Rough LoveBy: Meg Jackson
A RATTLESNAKE MC NOVEL
The last thing I remember before my life ended is smiling. That sounds like a nice last memory to have, but you don’t know me – or at least, you didn’t know me then. When I smiled back then it was for one of two reasons: I had bought something shiny and new, or I had done something bad to annoy my father.
I was not a nice person back then. I guess I’m still not a very nice person. I don’t know if everyone has it in them to be a nice person; I just know that it’s never worked out for me. For me, being bad has worked wonders. For me, being bad comes natural.
Of course, there are degrees of being bad. There’s the sort of bad that comes from genuinely wanting to do harm to others; I’m not that kind of bad. I just like to get what I want; that’s what I’m used to, and that’s what I expect. Or, at least¸ that’s what I used to expect.
That’s why I remember smiling: it’d been a great day.

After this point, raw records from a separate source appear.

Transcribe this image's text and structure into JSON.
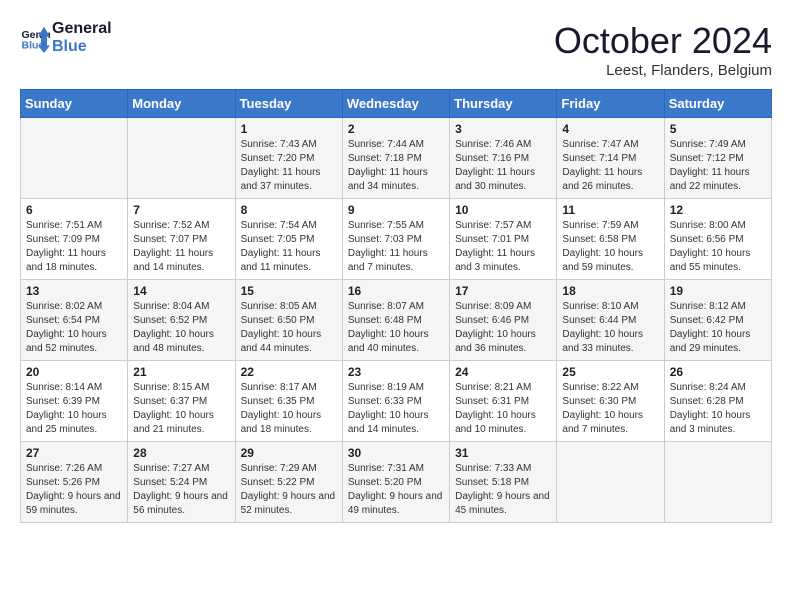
{
  "header": {
    "logo_line1": "General",
    "logo_line2": "Blue",
    "month_title": "October 2024",
    "subtitle": "Leest, Flanders, Belgium"
  },
  "days_of_week": [
    "Sunday",
    "Monday",
    "Tuesday",
    "Wednesday",
    "Thursday",
    "Friday",
    "Saturday"
  ],
  "weeks": [
    [
      {
        "num": "",
        "sunrise": "",
        "sunset": "",
        "daylight": ""
      },
      {
        "num": "",
        "sunrise": "",
        "sunset": "",
        "daylight": ""
      },
      {
        "num": "1",
        "sunrise": "Sunrise: 7:43 AM",
        "sunset": "Sunset: 7:20 PM",
        "daylight": "Daylight: 11 hours and 37 minutes."
      },
      {
        "num": "2",
        "sunrise": "Sunrise: 7:44 AM",
        "sunset": "Sunset: 7:18 PM",
        "daylight": "Daylight: 11 hours and 34 minutes."
      },
      {
        "num": "3",
        "sunrise": "Sunrise: 7:46 AM",
        "sunset": "Sunset: 7:16 PM",
        "daylight": "Daylight: 11 hours and 30 minutes."
      },
      {
        "num": "4",
        "sunrise": "Sunrise: 7:47 AM",
        "sunset": "Sunset: 7:14 PM",
        "daylight": "Daylight: 11 hours and 26 minutes."
      },
      {
        "num": "5",
        "sunrise": "Sunrise: 7:49 AM",
        "sunset": "Sunset: 7:12 PM",
        "daylight": "Daylight: 11 hours and 22 minutes."
      }
    ],
    [
      {
        "num": "6",
        "sunrise": "Sunrise: 7:51 AM",
        "sunset": "Sunset: 7:09 PM",
        "daylight": "Daylight: 11 hours and 18 minutes."
      },
      {
        "num": "7",
        "sunrise": "Sunrise: 7:52 AM",
        "sunset": "Sunset: 7:07 PM",
        "daylight": "Daylight: 11 hours and 14 minutes."
      },
      {
        "num": "8",
        "sunrise": "Sunrise: 7:54 AM",
        "sunset": "Sunset: 7:05 PM",
        "daylight": "Daylight: 11 hours and 11 minutes."
      },
      {
        "num": "9",
        "sunrise": "Sunrise: 7:55 AM",
        "sunset": "Sunset: 7:03 PM",
        "daylight": "Daylight: 11 hours and 7 minutes."
      },
      {
        "num": "10",
        "sunrise": "Sunrise: 7:57 AM",
        "sunset": "Sunset: 7:01 PM",
        "daylight": "Daylight: 11 hours and 3 minutes."
      },
      {
        "num": "11",
        "sunrise": "Sunrise: 7:59 AM",
        "sunset": "Sunset: 6:58 PM",
        "daylight": "Daylight: 10 hours and 59 minutes."
      },
      {
        "num": "12",
        "sunrise": "Sunrise: 8:00 AM",
        "sunset": "Sunset: 6:56 PM",
        "daylight": "Daylight: 10 hours and 55 minutes."
      }
    ],
    [
      {
        "num": "13",
        "sunrise": "Sunrise: 8:02 AM",
        "sunset": "Sunset: 6:54 PM",
        "daylight": "Daylight: 10 hours and 52 minutes."
      },
      {
        "num": "14",
        "sunrise": "Sunrise: 8:04 AM",
        "sunset": "Sunset: 6:52 PM",
        "daylight": "Daylight: 10 hours and 48 minutes."
      },
      {
        "num": "15",
        "sunrise": "Sunrise: 8:05 AM",
        "sunset": "Sunset: 6:50 PM",
        "daylight": "Daylight: 10 hours and 44 minutes."
      },
      {
        "num": "16",
        "sunrise": "Sunrise: 8:07 AM",
        "sunset": "Sunset: 6:48 PM",
        "daylight": "Daylight: 10 hours and 40 minutes."
      },
      {
        "num": "17",
        "sunrise": "Sunrise: 8:09 AM",
        "sunset": "Sunset: 6:46 PM",
        "daylight": "Daylight: 10 hours and 36 minutes."
      },
      {
        "num": "18",
        "sunrise": "Sunrise: 8:10 AM",
        "sunset": "Sunset: 6:44 PM",
        "daylight": "Daylight: 10 hours and 33 minutes."
      },
      {
        "num": "19",
        "sunrise": "Sunrise: 8:12 AM",
        "sunset": "Sunset: 6:42 PM",
        "daylight": "Daylight: 10 hours and 29 minutes."
      }
    ],
    [
      {
        "num": "20",
        "sunrise": "Sunrise: 8:14 AM",
        "sunset": "Sunset: 6:39 PM",
        "daylight": "Daylight: 10 hours and 25 minutes."
      },
      {
        "num": "21",
        "sunrise": "Sunrise: 8:15 AM",
        "sunset": "Sunset: 6:37 PM",
        "daylight": "Daylight: 10 hours and 21 minutes."
      },
      {
        "num": "22",
        "sunrise": "Sunrise: 8:17 AM",
        "sunset": "Sunset: 6:35 PM",
        "daylight": "Daylight: 10 hours and 18 minutes."
      },
      {
        "num": "23",
        "sunrise": "Sunrise: 8:19 AM",
        "sunset": "Sunset: 6:33 PM",
        "daylight": "Daylight: 10 hours and 14 minutes."
      },
      {
        "num": "24",
        "sunrise": "Sunrise: 8:21 AM",
        "sunset": "Sunset: 6:31 PM",
        "daylight": "Daylight: 10 hours and 10 minutes."
      },
      {
        "num": "25",
        "sunrise": "Sunrise: 8:22 AM",
        "sunset": "Sunset: 6:30 PM",
        "daylight": "Daylight: 10 hours and 7 minutes."
      },
      {
        "num": "26",
        "sunrise": "Sunrise: 8:24 AM",
        "sunset": "Sunset: 6:28 PM",
        "daylight": "Daylight: 10 hours and 3 minutes."
      }
    ],
    [
      {
        "num": "27",
        "sunrise": "Sunrise: 7:26 AM",
        "sunset": "Sunset: 5:26 PM",
        "daylight": "Daylight: 9 hours and 59 minutes."
      },
      {
        "num": "28",
        "sunrise": "Sunrise: 7:27 AM",
        "sunset": "Sunset: 5:24 PM",
        "daylight": "Daylight: 9 hours and 56 minutes."
      },
      {
        "num": "29",
        "sunrise": "Sunrise: 7:29 AM",
        "sunset": "Sunset: 5:22 PM",
        "daylight": "Daylight: 9 hours and 52 minutes."
      },
      {
        "num": "30",
        "sunrise": "Sunrise: 7:31 AM",
        "sunset": "Sunset: 5:20 PM",
        "daylight": "Daylight: 9 hours and 49 minutes."
      },
      {
        "num": "31",
        "sunrise": "Sunrise: 7:33 AM",
        "sunset": "Sunset: 5:18 PM",
        "daylight": "Daylight: 9 hours and 45 minutes."
      },
      {
        "num": "",
        "sunrise": "",
        "sunset": "",
        "daylight": ""
      },
      {
        "num": "",
        "sunrise": "",
        "sunset": "",
        "daylight": ""
      }
    ]
  ]
}
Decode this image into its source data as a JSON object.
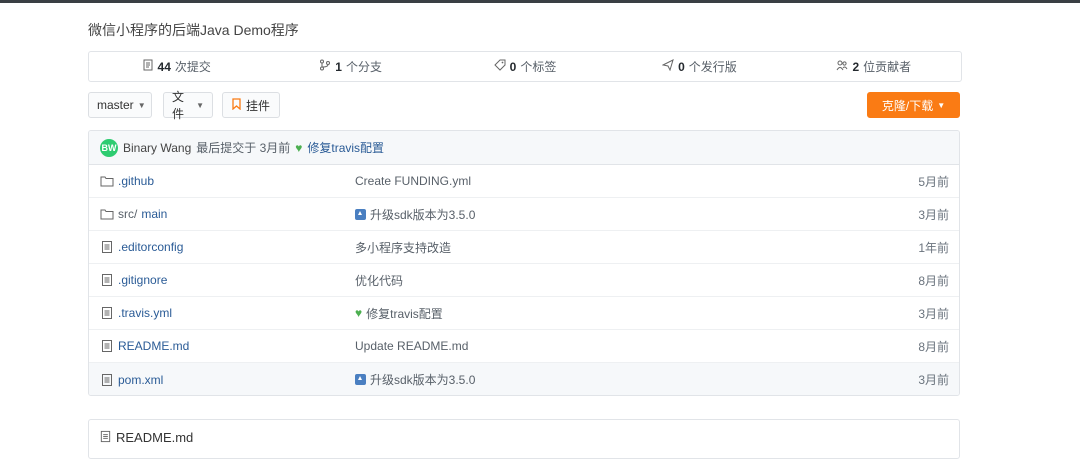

Not only had I scored some new Prada shoes, I’d also managed to piss of my dad by shopping at Saks, which was a client of one of his biggest competitors.
My dad runs one of the most exclusive and successful marketing agencies in the United States; he’s got Bloomies, Nordstrom, Benneton, Harry Winston, Tiffany’s. Most of the big names on Fifth Avenue are under contract with Pop’s agency.
But Saks is contracted to Dad’s rival agency, and he’s told me time and again that he doesn’t want me using his money to support the competition. So, of course, I shop there whenever I can. Because he gets the credit card statement at the end of the month, and because I know that he’d never cut me off, no matter how much I push his buttons. He may want to, but he doesn’t have the heart to. He’s not that kind of guy.
No, he’s the kind of guy who’ll do everything else he can imagine to make your life miserable: ruining relationships, squashing hopes and dreams, all with a smile on his face. The backhanded compliment is his forte. The pat on the head that says “I know you can’t do anything productive, I know you can’t survive on your own, I know you need me” is the most affection he can give. I guess he’s not a nice man, either.
So I do what I can to get back at him, in little ways. Looking back now, I can’t even consider myself being that bad – after all, the only thing I was doing was shopping for expensive crap and trying to make Dad angry. That’s like, the sort of “bad” that a teenage girl is. I wasn’t a slut, I didn’t party all the time, I never graced the pages of the tabloids with a martini in my hand, coke under my nose, and a new boy on my arm every week.
But Dad always made me feel like a bad girl. So that’s what I considered myself. Now, of course, I guess I’m more of what you expect from a bad girl. But how that all came to be starts on that day as I walked into my apartment, smiling as I locked the door behind me.
“Juliana,” I remember calling out as I entered the apartment, bags in hand. “Juliana, can you make me some coffee? Then come see what I scored at Saks…you’re gonna have a cow, I swear, you can even try them on!”
Juliana was my maid, but also my best friend. Really my only friend. You know the stereotype of the poor lonely rich girl? That was pretty much me. My only confidante was a woman I had to pay to keep around.
When I heard no response from Juliana, I called out her name once more. Turning around to face my apartment, I remember my heart stopping. The coffee table in the living room was overturned; the couch cushions were on the floor, and a broken vase was leaking water all over the carpet. For some reason, I remember thinking the water will ruin the rug. Pretty shallow, right? But that was the first thing that popped into my head. I don’t know why, but it was.
The next thing I thought was HOLY CRAP I GOTTA GET OUT OF HERE. Obviously, something was wrong. I grabbed the door handle behind me, but before I could make my getaway, I had another thought: Juliana. My heart pounded as I realized that she would have been home when all this happened, that if there was a struggle, it was because someone hurt her.
I wanted to just leave; I wanted to just bolt out the door and down the hallway and call for help. But I couldn’t leave my only friend. Not if she was hurt somewhere in the apartment. I closed my eyes and prayed that it was a simply burglary, that whoever was in here was gone, and that Juliana was holed up in one of my many, sizable closets, intact and alive. Opening my eyes again, I took a deep breath and released my grip on the doorknob.